In its former lives as the A398 and the A361, the 57-mile B3227 was known to many as the slow-moving holiday route from Taunton to Barnstaple and beyond. Today it is a quiet, scenic meander through the rolling hills and picturesque towns of western Somerset and north Devon.
The road passes through Milverton, Wiveliscombe and Waterrow which, along with neighbouring parishes, form the 10 Parishes, home to the 10 Parishes Festival. The festival is a bi-annual celebration of the rich creative talent in this part of Somerset, and is always on the look-out for new angles for promoting local artists and performers.
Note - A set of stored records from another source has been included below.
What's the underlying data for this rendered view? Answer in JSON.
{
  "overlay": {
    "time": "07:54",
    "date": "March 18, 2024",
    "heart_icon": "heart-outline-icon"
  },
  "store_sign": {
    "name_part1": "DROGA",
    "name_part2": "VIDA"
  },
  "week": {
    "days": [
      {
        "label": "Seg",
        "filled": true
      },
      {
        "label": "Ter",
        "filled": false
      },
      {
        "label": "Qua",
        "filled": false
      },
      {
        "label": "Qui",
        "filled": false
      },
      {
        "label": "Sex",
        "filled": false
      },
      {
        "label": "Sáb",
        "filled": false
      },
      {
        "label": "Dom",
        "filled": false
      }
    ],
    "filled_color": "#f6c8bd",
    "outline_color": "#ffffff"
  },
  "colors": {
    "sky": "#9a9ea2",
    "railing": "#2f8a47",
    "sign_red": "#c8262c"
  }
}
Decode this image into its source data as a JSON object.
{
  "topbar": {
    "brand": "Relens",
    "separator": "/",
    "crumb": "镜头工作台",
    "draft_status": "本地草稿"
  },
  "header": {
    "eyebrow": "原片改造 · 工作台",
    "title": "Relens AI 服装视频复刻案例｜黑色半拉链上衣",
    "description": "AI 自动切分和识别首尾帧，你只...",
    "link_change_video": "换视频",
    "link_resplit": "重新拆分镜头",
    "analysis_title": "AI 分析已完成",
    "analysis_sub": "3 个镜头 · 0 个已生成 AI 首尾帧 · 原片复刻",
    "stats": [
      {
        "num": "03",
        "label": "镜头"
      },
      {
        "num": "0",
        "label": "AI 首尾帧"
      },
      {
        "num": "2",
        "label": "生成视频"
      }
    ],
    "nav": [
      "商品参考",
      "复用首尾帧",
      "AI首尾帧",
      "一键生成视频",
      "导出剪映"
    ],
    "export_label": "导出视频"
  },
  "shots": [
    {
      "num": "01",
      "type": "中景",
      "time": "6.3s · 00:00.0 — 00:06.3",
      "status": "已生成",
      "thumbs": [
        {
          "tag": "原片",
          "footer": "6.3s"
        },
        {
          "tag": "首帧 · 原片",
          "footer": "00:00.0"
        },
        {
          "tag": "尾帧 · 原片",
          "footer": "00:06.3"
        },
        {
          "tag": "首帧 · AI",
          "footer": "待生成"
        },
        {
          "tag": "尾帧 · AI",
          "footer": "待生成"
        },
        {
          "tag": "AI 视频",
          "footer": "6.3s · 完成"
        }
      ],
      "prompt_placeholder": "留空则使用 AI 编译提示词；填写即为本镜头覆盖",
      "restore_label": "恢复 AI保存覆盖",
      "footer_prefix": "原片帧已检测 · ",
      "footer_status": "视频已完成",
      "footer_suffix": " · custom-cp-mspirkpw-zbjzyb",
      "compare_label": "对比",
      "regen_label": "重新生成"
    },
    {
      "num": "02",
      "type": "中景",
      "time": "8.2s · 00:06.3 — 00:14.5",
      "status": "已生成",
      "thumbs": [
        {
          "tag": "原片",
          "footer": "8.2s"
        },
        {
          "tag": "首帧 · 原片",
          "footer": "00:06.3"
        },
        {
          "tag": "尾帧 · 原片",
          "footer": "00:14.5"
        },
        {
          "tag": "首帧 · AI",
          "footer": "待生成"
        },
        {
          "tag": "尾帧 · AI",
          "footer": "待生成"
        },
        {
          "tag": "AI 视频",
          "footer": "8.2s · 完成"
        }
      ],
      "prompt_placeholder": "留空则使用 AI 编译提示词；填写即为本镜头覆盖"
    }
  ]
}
One such performer is the Over the Hill’s Blues Band. Inspired by the iconic song Route 66 by Chuck Berry, the Rolling Stones and others, it has written (Heaven on) The B3227 now frequently heard at local gigs and on 10Radio. The song has inspired three young sisters living near Waterrow to start making a pop video. And their enthusiasm has, in turn, inspired the 10 Parishes Festival to use the song and the road itself as a theme for a wide range of artistic endeavours in this September’s festival.
To warm up the creative engines the 10 Parishes Festival is hosting an ideas evening at Wiveliscombe’s Cotleigh Brewery on Friday 24 February at 8.00pm. Anyone living beside, working along or using the B3277 is invited to come and share their ideas for this year’s festival (9th-17th September 2017). Film-makers, painters, performers, poets, writers, musicians, singers and crafts people are especially welcome as are schools, businesses and anyone else interested in taking part.
The aim of the evening is to gather ideas which will help the planning for the Festival in September and the potential for screenings, performances, exhibitions and other events. The Over the Hill’s Blues Band will also perform a live set including ‘The B3227’. Cotleigh Brewery will be providing a bar and their famous beers.
Pauline Homeshaw of the 10 Parishes Festival said: “This is a new theme for the Festival and we hope that it will help to generate excitement, inspire participation and make this year’s one of the best in its history.”
Peter Krijgsman of OTHBB said, “Casting the B3227 as a hero in a song started as a sort of joke, but it has made us think about how roads represent different things to different people at different times. We’re very proud that the festival is using our song and hope it helps to promote one of this area’s main calendar events. As well as the B3227, of course.'